as denoting a process (see Deodato v. Hartford Ins. Co., 143 N.J. Super. 396, 402 , and cases cited, aff'd 154 N.J. Super. 263 [App. Div. 1977]), a period of time (Grand River Lime Co. v. Ohio Cas. Ins. Co., 32 Ohio App. 2d 178, 185 ), an entire sequence of events giving rise to an injury (Natural Soda Prod. Co. v. Los Angeles, 23 Cal. 2d 193, 203 , cert. denied, 321 U.S. 793 ), or as an accident including continuous or repeated exposure to conditions resulting in injury (Southern Intl. Corp. v. Poly-Urethane Indus., Inc., 353 So. 2d 646, 648 [Fla. App. 1977]; contrast Ciavarella v. Hartford Acc. & Indem. Co., 85 Misc. 2d 1042, 1043 [N.Y. Sup. Ct. 1976]), rather than a momentary or sudden event (see Massachusetts Turnpike Authy. v. Perini Corp., 349 Mass. 448 , 456-457 ).
Applying the word "occurrence" in its usual sense, we believe that in the instant case the systematic course of embezzlement of funds by the insured's employee over a period of time pursuant to what the parties stipulated was a single scheme or plan constituted but "one occurrence." This conclusion accords with the prevailing rule in Massachusetts that a series of larcenous takings actuated by a single intent or pursuant to a general plan or scheme constitutes a single larceny. See Commonwealth v. England, 350 Mass. 83 , 86-88 (1966); Commonwealth v. Pina, 1 Mass. App. Ct. 411 , 415 (1973). Cf. Commonwealth v. Stasiun, 349 Mass. 38 , 45 (1965). Since the successive acts of the employee causing the insured's loss, taken together, constituted "one occurrence," we hold that the insurer's liability under the terms of the policy is limited to $250. The second question reported is therefore answered in the negative, and judgment is to enter in accordance with this opinion.

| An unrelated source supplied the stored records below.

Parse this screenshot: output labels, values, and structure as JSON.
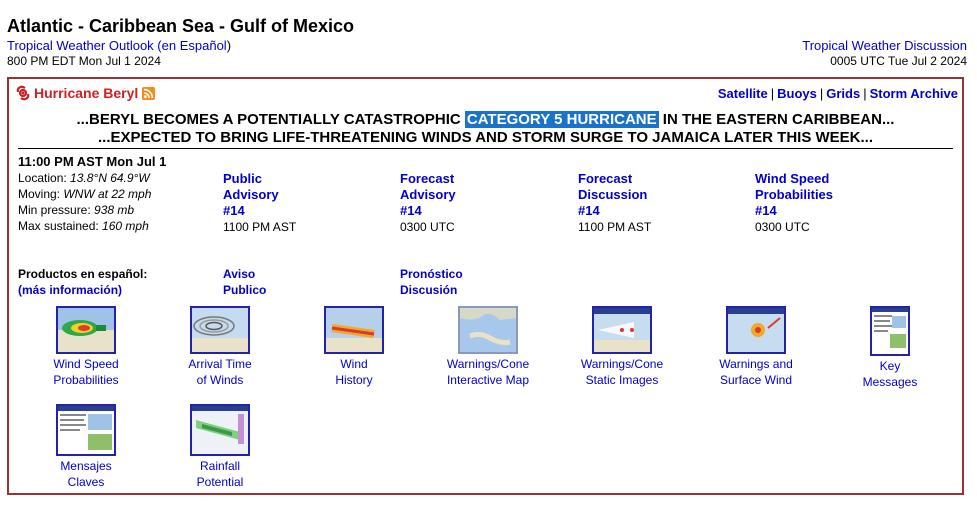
{
  "header": {
    "title": "Atlantic - Caribbean Sea - Gulf of Mexico",
    "outlook_link": "Tropical Weather Outlook",
    "outlook_paren_open": " (",
    "outlook_es_link": "en Español",
    "outlook_paren_close": ")",
    "outlook_time": "800 PM EDT Mon Jul 1 2024",
    "discussion_link": "Tropical Weather Discussion",
    "discussion_time": "0005 UTC Tue Jul 2 2024"
  },
  "storm": {
    "name": "Hurricane Beryl",
    "links": [
      "Satellite",
      "Buoys",
      "Grids",
      "Storm Archive"
    ],
    "headline1_pre": "...BERYL BECOMES A POTENTIALLY CATASTROPHIC ",
    "headline1_hl": "CATEGORY 5 HURRICANE",
    "headline1_post": " IN THE EASTERN CARIBBEAN...",
    "headline2": "...EXPECTED TO BRING LIFE-THREATENING WINDS AND STORM SURGE TO JAMAICA LATER THIS WEEK...",
    "status": {
      "time": "11:00 PM AST Mon Jul 1",
      "location_label": "Location: ",
      "location_value": "13.8°N 64.9°W",
      "moving_label": "Moving: ",
      "moving_value": "WNW at 22 mph",
      "pressure_label": "Min pressure: ",
      "pressure_value": "938 mb",
      "sustained_label": "Max sustained: ",
      "sustained_value": "160 mph"
    },
    "products": [
      {
        "l1": "Public",
        "l2": "Advisory",
        "l3": "#14",
        "time": "1100 PM AST"
      },
      {
        "l1": "Forecast",
        "l2": "Advisory",
        "l3": "#14",
        "time": "0300 UTC"
      },
      {
        "l1": "Forecast",
        "l2": "Discussion",
        "l3": "#14",
        "time": "1100 PM AST"
      },
      {
        "l1": "Wind Speed",
        "l2": "Probabilities",
        "l3": "#14",
        "time": "0300 UTC"
      }
    ],
    "espanol": {
      "label": "Productos en español:",
      "more": "(más información)",
      "aviso_l1": "Aviso",
      "aviso_l2": "Publico",
      "pron_l1": "Pronóstico",
      "pron_l2": "Discusión"
    },
    "graphics": [
      {
        "l1": "Wind Speed",
        "l2": "Probabilities",
        "icon": "wind-prob-map-icon"
      },
      {
        "l1": "Arrival Time",
        "l2": "of Winds",
        "icon": "arrival-time-map-icon"
      },
      {
        "l1": "Wind",
        "l2": "History",
        "icon": "wind-history-map-icon"
      },
      {
        "l1": "Warnings/Cone",
        "l2": "Interactive Map",
        "icon": "interactive-map-icon"
      },
      {
        "l1": "Warnings/Cone",
        "l2": "Static Images",
        "icon": "cone-map-icon"
      },
      {
        "l1": "Warnings and",
        "l2": "Surface Wind",
        "icon": "surface-wind-map-icon"
      },
      {
        "l1": "Key",
        "l2": "Messages",
        "icon": "key-messages-icon"
      },
      {
        "l1": "Mensajes",
        "l2": "Claves",
        "icon": "mensajes-claves-icon"
      },
      {
        "l1": "Rainfall",
        "l2": "Potential",
        "icon": "rainfall-map-icon"
      }
    ]
  },
  "colors": {
    "link": "#0000cc",
    "storm_name": "#cc2222",
    "box_border": "#993333",
    "highlight": "#1a73c8"
  }
}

[Note 1] Paragraph C of the "Extension of Coverage Endorsement, PS 1415" provided as follows: "Currency, Money and Stamps: This policy covers [,] for an amount not exceeding $250. in any one occurrence, loss of currency, money and stamps in the premises, and as respects currency and money while being conveyed outside the premises of the Insured to bank of deposit and stamps from place of purchase to the Insured's premises while being conveyed either by the Insured or an employee of the Insured."

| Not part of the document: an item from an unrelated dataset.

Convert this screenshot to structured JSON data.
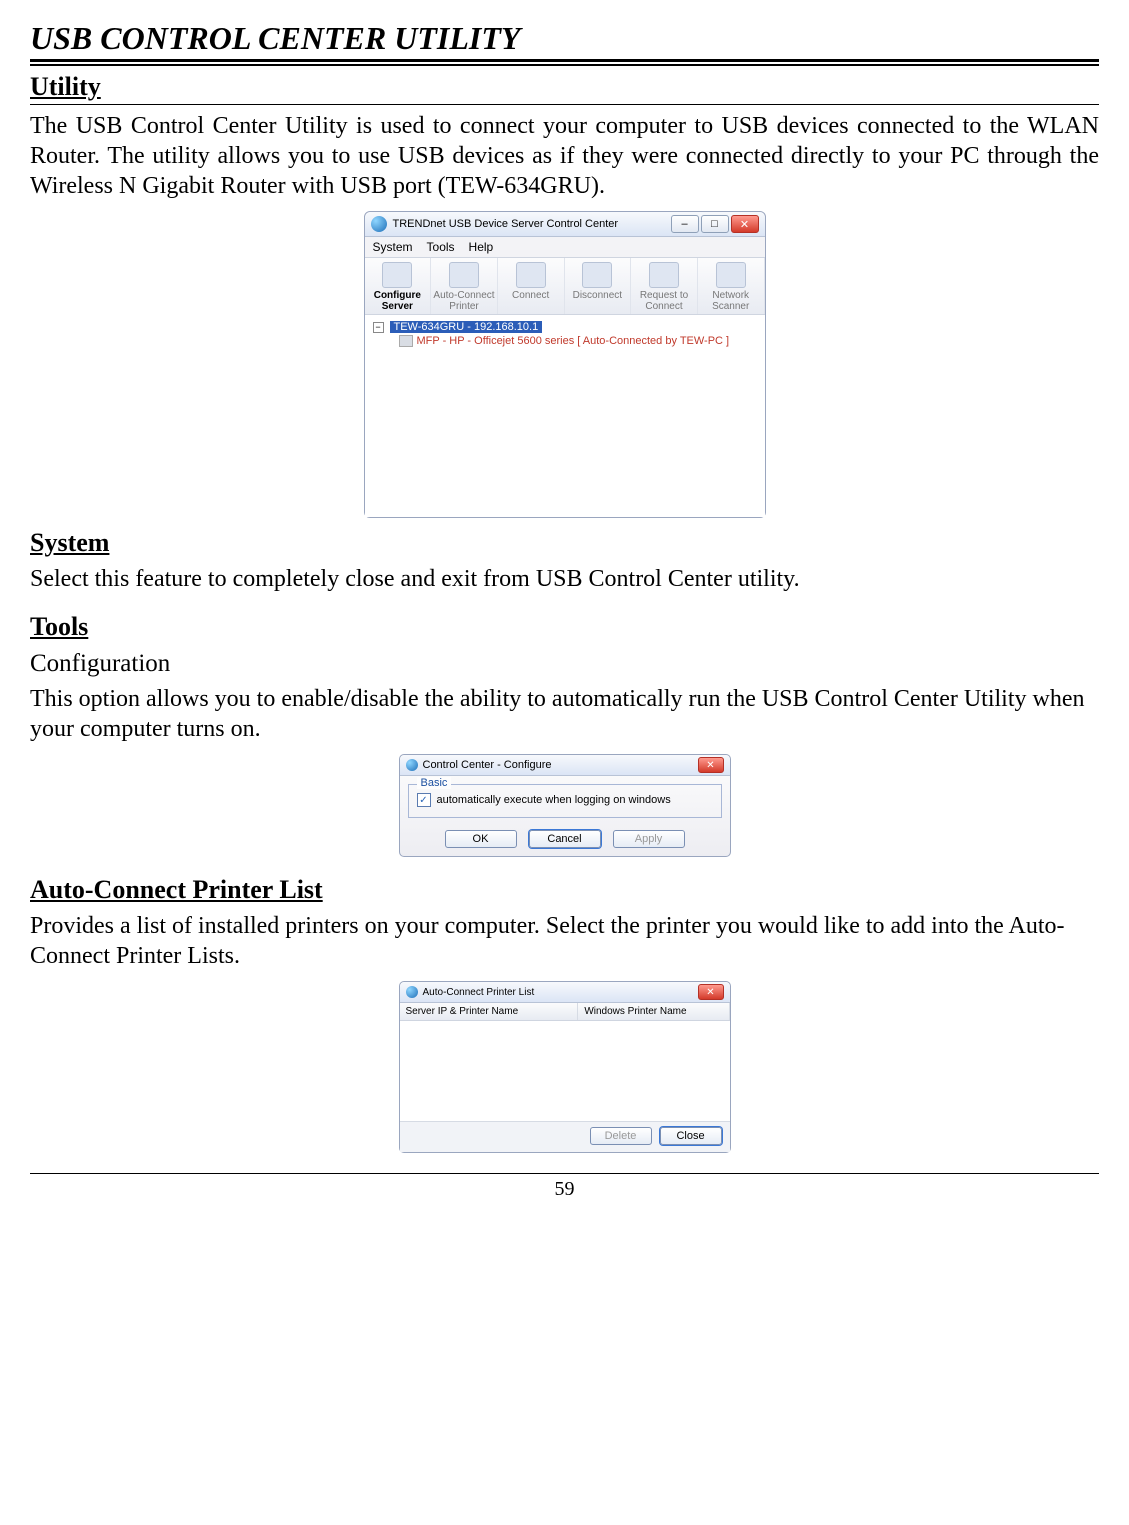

[Note 2] Courts which have construed similar language in general liability policies have made no distinction between such terms as "each," "a single," "one," "any one," "any," or "an" occurrence. See Annot., 55 A.L.R.2d 1300, 1301 (1957), and cases collected therein.